All of the entries below should be printed exactly; the pictures are to be left out.
=== Exercise input ===
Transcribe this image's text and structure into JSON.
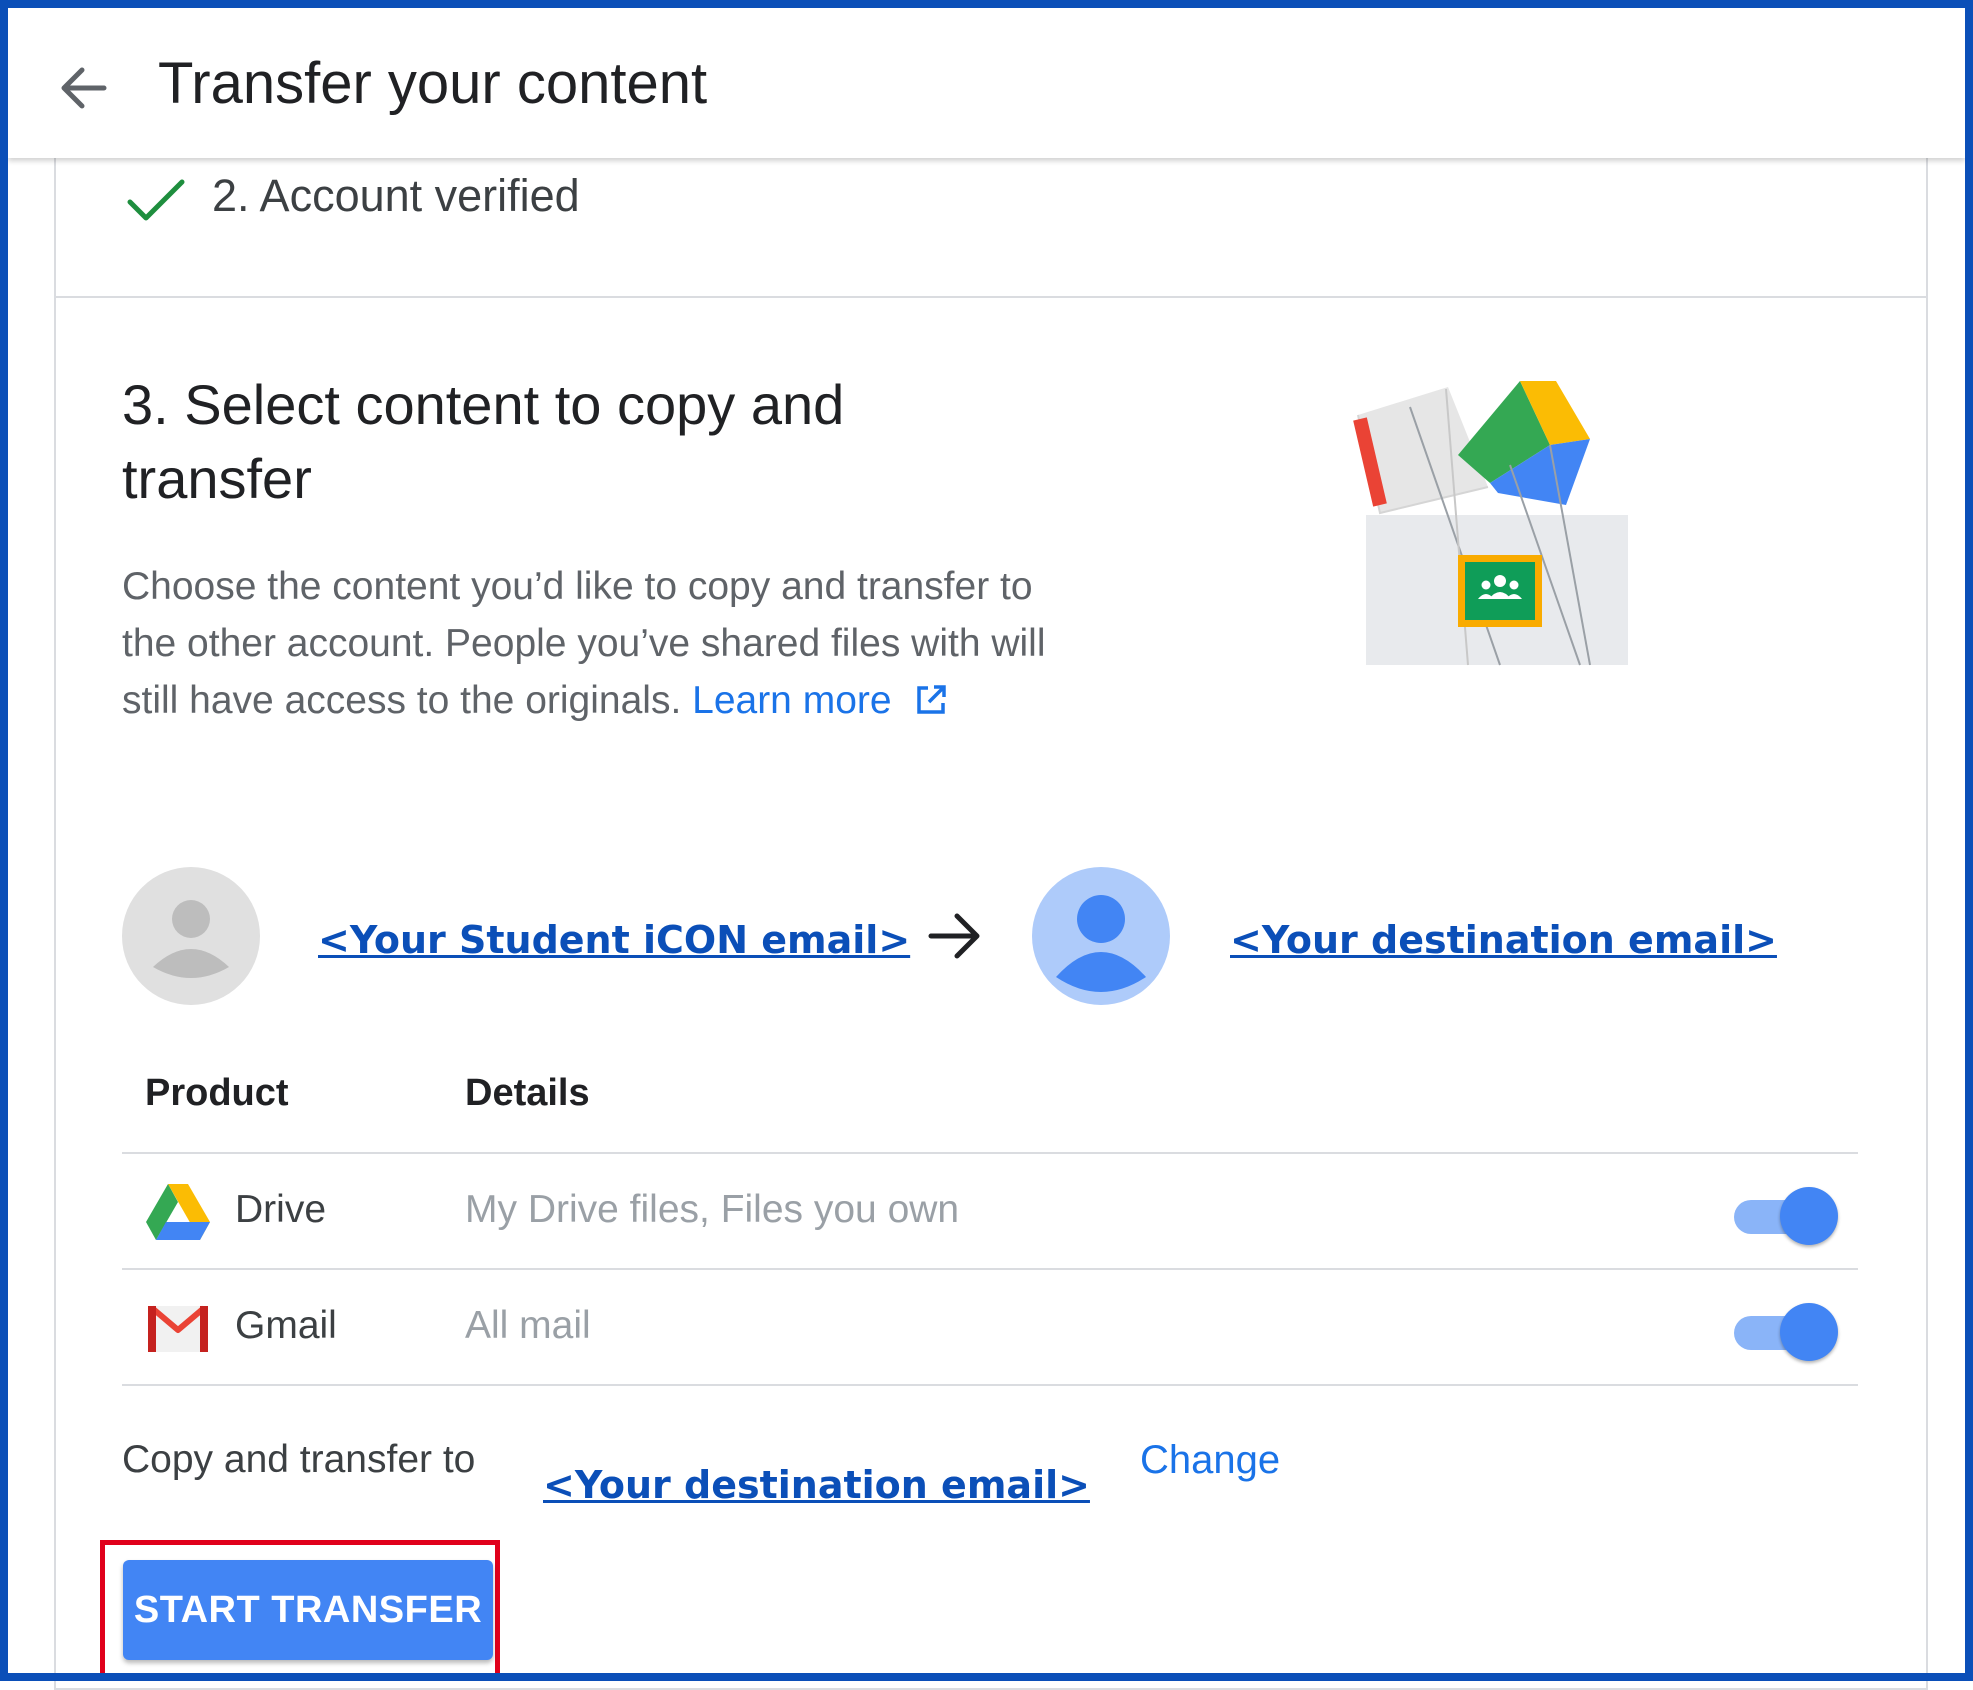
{
  "header": {
    "back_icon": "arrow-left-icon",
    "title": "Transfer your content"
  },
  "step2": {
    "icon": "check-icon",
    "label": "2. Account verified",
    "check_color": "#1e8e3e"
  },
  "step3": {
    "title": "3. Select content to copy and transfer",
    "description": "Choose the content you’d like to copy and transfer to the other account. People you’ve shared files with will still have access to the originals.",
    "learn_more": "Learn more",
    "external_icon": "open-in-new-icon"
  },
  "accounts": {
    "source_email": "<Your Student iCON email>",
    "destination_email": "<Your destination email>",
    "source_avatar_icon": "person-avatar-icon",
    "destination_avatar_icon": "person-avatar-icon",
    "arrow_icon": "arrow-right-icon"
  },
  "table": {
    "headers": {
      "product": "Product",
      "details": "Details"
    },
    "rows": [
      {
        "product": "Drive",
        "details": "My Drive files, Files you own",
        "icon": "google-drive-icon",
        "enabled": true
      },
      {
        "product": "Gmail",
        "details": "All mail",
        "icon": "gmail-icon",
        "enabled": true
      }
    ]
  },
  "footer": {
    "copy_label": "Copy and transfer to",
    "destination_email": "<Your destination email>",
    "change_label": "Change",
    "start_button": "START TRANSFER"
  },
  "colors": {
    "accent": "#4285f4",
    "link": "#1a73e8",
    "annotation_blue": "#0b4fb8",
    "highlight_red": "#e0001b"
  }
}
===
Answer section:
Transcribe this image's text and structure into JSON.
{
  "header": {
    "back_icon": "arrow-left-icon",
    "title": "Transfer your content"
  },
  "step2": {
    "icon": "check-icon",
    "label": "2. Account verified",
    "check_color": "#1e8e3e"
  },
  "step3": {
    "title": "3. Select content to copy and transfer",
    "description": "Choose the content you’d like to copy and transfer to the other account. People you’ve shared files with will still have access to the originals.",
    "learn_more": "Learn more",
    "external_icon": "open-in-new-icon"
  },
  "accounts": {
    "source_email": "<Your Student iCON email>",
    "destination_email": "<Your destination email>",
    "source_avatar_icon": "person-avatar-icon",
    "destination_avatar_icon": "person-avatar-icon",
    "arrow_icon": "arrow-right-icon"
  },
  "table": {
    "headers": {
      "product": "Product",
      "details": "Details"
    },
    "rows": [
      {
        "product": "Drive",
        "details": "My Drive files, Files you own",
        "icon": "google-drive-icon",
        "enabled": true
      },
      {
        "product": "Gmail",
        "details": "All mail",
        "icon": "gmail-icon",
        "enabled": true
      }
    ]
  },
  "footer": {
    "copy_label": "Copy and transfer to",
    "destination_email": "<Your destination email>",
    "change_label": "Change",
    "start_button": "START TRANSFER"
  },
  "colors": {
    "accent": "#4285f4",
    "link": "#1a73e8",
    "annotation_blue": "#0b4fb8",
    "highlight_red": "#e0001b"
  }
}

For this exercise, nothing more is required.